N.Y. Times Editor Not an Elitist, But She Cooked For Her Dog 'Rosemary-Dusted Chicken'
Mark Levin’s best-selling book Rescuing Sprite seems to have spurred a trend of dog-owner books from powerful political journalists. Jill Abramson, executive editor of the New York Times, has a new book titled The Puppy Diaries. In Friday’s paper, they published a book review from John Grogan, author of the best-selling book Marley & Me.
Naturally, the reviewer can be expected to be nice.

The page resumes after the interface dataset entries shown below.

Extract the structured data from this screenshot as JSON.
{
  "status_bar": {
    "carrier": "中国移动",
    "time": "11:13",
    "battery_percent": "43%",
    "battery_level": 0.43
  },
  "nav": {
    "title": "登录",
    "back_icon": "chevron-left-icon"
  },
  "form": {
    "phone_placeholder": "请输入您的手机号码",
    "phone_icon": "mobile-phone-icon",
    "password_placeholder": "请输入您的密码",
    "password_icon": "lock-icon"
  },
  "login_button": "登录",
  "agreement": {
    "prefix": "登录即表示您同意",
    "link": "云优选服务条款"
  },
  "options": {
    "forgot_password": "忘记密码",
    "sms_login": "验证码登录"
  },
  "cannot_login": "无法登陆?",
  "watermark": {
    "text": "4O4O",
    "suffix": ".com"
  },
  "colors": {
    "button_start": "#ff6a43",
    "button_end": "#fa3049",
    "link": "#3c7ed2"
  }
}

Grogan declared “Some readers will be looking for evidence to brand her elitist, but Ms. Abramson’s voice is bighearted and surprisingly down to earth as she and her husband forge a stronger bond with Scout at their side.” Somehow, Grogan doesn’t find anything a little elitist in cooking gourmet meals for the pooch:
She is such a pushover that as she and her husband, Henry, drive to meet their new dog, he summarily demotes Ms. Abramson, “replacing me as pack leader because I am neither calm nor assertive.” The author confesses that her husband’s assessment was “harsh but fair,” considering how horribly she had spoiled her first dog, a West Highland terrier named Buddy, cooking him gourmet meals of rosemary-dusted chicken and wild Alaskan sockeye salmon and forgiving him for all sorts of doggie infractions.
Times readers who are not head-over-heels for dogs might wonder about how some dog owners haven't figured out how talking about your dog's sexiness is a bit strange:
“Besides looking for any excuse to inhale that irresistible puppy smell, I felt a reflexive urge to cover the top of Scout’s soft head with kisses,” she writes. Ms. Abramson makes up “lullabies with silly lyrics” to coax Scout to sleep. She marvels at Scout’s “sultry, flirtatious look” and compares her to “a canine version of Veronica Lake, down to her blond, silky fur.”
Ms. Abramson is beyond smitten. No wonder she has a hard time saying no.
Of course, there's also a Sunday Times book review -- surprise, another rave review! -- in case anyone missed the Friday one. "Sentimental notions and flights of extreme anthropomorphism abound," writes Alexandra Styron. The Victoria Lake passage comes to mind. "But Abramson seems confident of her congenial audience." This is the dust-cover paragraph:
In “The Puppy Diaries: Raising a Dog Named Scout,” Jill Abramson, a prizewinning investigative reporter and now executive editor of The New York Times, has vanquished the writer’s self-regarding pose. She plunges into the subject of her dog’s first year and comes up with a golden retriever of a memoir. Unaffected, unironic and lovingly goofy, “The Puppy Diaries” is not for the reader who sees life with a dog as a Booth cartoon. But it should hit the wide, heart-shaped mark cultivated by dog fanciers everywhere unafraid to be heard singing lullabies to the furriest members of the family.
Somehow, as Styron talks of previous books about "Charley and Marley and Merle before him," there's no mention of Sprite.